Items from an interface collection:
══════════════════════════════
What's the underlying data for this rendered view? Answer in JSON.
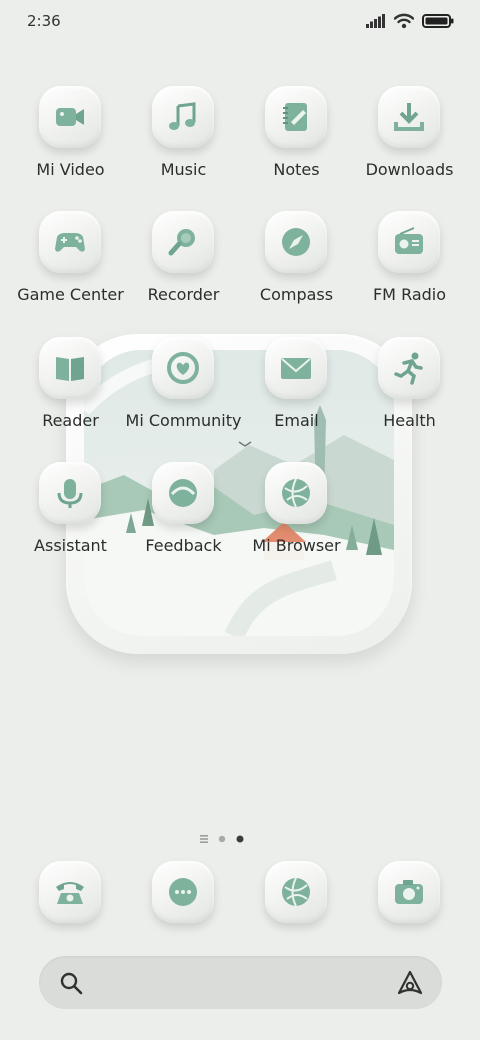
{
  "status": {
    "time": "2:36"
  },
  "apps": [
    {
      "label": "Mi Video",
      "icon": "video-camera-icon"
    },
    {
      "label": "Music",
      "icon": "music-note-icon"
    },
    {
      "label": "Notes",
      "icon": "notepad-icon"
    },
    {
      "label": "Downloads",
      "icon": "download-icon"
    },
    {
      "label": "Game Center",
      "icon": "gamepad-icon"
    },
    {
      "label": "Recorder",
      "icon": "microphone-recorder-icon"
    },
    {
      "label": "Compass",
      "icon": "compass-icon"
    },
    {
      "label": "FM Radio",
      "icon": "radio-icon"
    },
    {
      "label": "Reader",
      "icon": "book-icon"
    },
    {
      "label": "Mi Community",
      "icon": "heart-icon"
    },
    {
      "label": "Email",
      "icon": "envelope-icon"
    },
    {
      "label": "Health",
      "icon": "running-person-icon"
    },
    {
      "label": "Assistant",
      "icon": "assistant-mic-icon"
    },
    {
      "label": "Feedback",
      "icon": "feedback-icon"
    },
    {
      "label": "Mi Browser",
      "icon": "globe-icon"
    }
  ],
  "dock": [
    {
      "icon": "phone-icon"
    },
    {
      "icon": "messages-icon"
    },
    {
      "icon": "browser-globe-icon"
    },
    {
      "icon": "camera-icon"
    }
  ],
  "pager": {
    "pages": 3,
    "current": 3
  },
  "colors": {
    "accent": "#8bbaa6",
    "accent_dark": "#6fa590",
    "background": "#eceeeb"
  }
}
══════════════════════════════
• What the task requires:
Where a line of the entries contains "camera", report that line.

• Solved problem:
      "icon": "video-camera-icon"
      "icon": "camera-icon"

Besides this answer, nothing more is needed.